1950 – Its a Hollywood Thing
At this time luxury swimwear designers were becoming bolder and it was beginning to be perfectly normal for women to wear two-piece suits in public. The idolization of movie icons like Brigitte Bardot and Marilyn Monroe was a game changer, and belly-barring was becoming less shocking. 
  Although most suits remained near the waist just above the navel, there was a re-newed emphasis on the bust. Tops were featuring haltered and bra-like designs, modest but revealing enough to put the sizzle in sun time. Swimsuits were fast becoming less about swimming and more about looking hot, hot, hot!

 1960 – From Mild to Wild
Regarded as one of the most vital turning points in the history of fashion, the hippie movement encouraged women to wear whatever they wanted … no shame, no embarrassment. Birth control became more available and reliable, facilitating women’s sexuality even further. As a result, Bikini-style swimwear got smaller, the fabric thinner and more colorful revealing just as much in back as in front. Second wave feminism was telling everyone to defy the norm and to wear whatever they wanted when they wanted; to embrace their bodies and share without shame. The movement toward anything goes had begun. 

1980 – Pumping It Up
The ‘80s ushered in a sexual assertiveness. Sculpting the body in the gym became vogue, and in the business world women were pushing against corporate America’s glass ceiling. That assertiveness birthed a more exotic bathing suit form, one as forward-thinking as the woman wearing it. Bikini lines lifted higher, 

 highlighting the hips and elongating the leg. Smaller bottoms revealed more cheek, and women’s confidence was not only breaking the glass ceiling, it was expressing their sexuality. 

1990 – Don’t Stop Now
Women’s independence continued its growth into the ‘90s. Women were furthering their education and living independent lifestyles well into their ‘30s.
   Achieving success and making themselves happy became their goals, and bathing suit styles continued its reflection of this attitude. Cuts were becoming even more risqué, with cleavage and body parts more 
exposed, and prints, colors and designs more reflective of a woman’s personality.

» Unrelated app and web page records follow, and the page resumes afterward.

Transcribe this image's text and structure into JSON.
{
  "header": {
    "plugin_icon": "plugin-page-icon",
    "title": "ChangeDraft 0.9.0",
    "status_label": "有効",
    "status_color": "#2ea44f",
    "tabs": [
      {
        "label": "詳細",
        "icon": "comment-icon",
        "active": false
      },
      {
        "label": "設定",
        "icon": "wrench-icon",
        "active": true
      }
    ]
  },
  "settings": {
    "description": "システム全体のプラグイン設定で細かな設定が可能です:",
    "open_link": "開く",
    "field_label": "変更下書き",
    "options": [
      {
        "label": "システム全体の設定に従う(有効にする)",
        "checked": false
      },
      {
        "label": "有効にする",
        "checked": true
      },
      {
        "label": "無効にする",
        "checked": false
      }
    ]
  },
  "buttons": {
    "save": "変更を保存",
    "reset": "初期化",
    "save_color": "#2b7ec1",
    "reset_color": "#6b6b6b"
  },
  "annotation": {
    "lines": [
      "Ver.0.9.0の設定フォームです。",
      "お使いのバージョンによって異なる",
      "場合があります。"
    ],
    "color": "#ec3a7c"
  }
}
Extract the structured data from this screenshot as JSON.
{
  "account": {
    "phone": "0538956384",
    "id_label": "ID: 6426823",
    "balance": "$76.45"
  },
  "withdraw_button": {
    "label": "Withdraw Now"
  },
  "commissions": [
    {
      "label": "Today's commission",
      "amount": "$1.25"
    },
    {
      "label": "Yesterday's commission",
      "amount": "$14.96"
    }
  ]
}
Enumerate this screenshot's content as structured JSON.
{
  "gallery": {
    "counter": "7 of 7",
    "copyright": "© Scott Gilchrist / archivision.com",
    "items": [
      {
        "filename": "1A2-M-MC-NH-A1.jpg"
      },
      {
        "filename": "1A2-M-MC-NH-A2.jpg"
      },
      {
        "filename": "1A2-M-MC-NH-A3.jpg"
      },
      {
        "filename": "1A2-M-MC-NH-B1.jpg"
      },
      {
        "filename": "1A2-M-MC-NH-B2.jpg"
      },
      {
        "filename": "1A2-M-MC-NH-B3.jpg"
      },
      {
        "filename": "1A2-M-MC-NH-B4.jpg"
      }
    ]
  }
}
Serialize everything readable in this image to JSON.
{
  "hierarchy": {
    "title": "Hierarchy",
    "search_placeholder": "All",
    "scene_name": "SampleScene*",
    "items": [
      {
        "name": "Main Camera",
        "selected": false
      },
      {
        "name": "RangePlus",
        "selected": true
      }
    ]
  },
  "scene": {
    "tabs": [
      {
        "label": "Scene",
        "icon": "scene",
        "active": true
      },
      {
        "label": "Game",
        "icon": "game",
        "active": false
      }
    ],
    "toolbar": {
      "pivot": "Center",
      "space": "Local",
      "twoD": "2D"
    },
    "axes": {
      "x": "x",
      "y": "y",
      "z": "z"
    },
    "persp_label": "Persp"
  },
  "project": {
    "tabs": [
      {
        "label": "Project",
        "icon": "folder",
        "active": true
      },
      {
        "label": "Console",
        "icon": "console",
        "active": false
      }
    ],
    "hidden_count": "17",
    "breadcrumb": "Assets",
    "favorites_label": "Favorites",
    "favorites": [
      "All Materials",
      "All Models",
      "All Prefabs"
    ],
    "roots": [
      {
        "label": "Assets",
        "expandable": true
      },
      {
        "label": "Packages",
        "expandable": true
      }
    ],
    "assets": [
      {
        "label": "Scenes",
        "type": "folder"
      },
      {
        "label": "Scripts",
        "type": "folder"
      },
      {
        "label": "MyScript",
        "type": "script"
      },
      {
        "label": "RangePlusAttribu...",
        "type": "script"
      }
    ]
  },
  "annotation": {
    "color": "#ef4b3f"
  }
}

Present Day – From Here to Where?
As societal mores continue evolving, and woman’s independence continues reflecting diversity and sexuality, it’s obvious that swimwear designs will follow suit. The swimwear police have fallen by the wayside. Today, the choice to cover up or strip down is up for grabs. 
  No rules apply. And if the past is anything like the future, it’s looking like the penchant for unrestricted change is here to stay.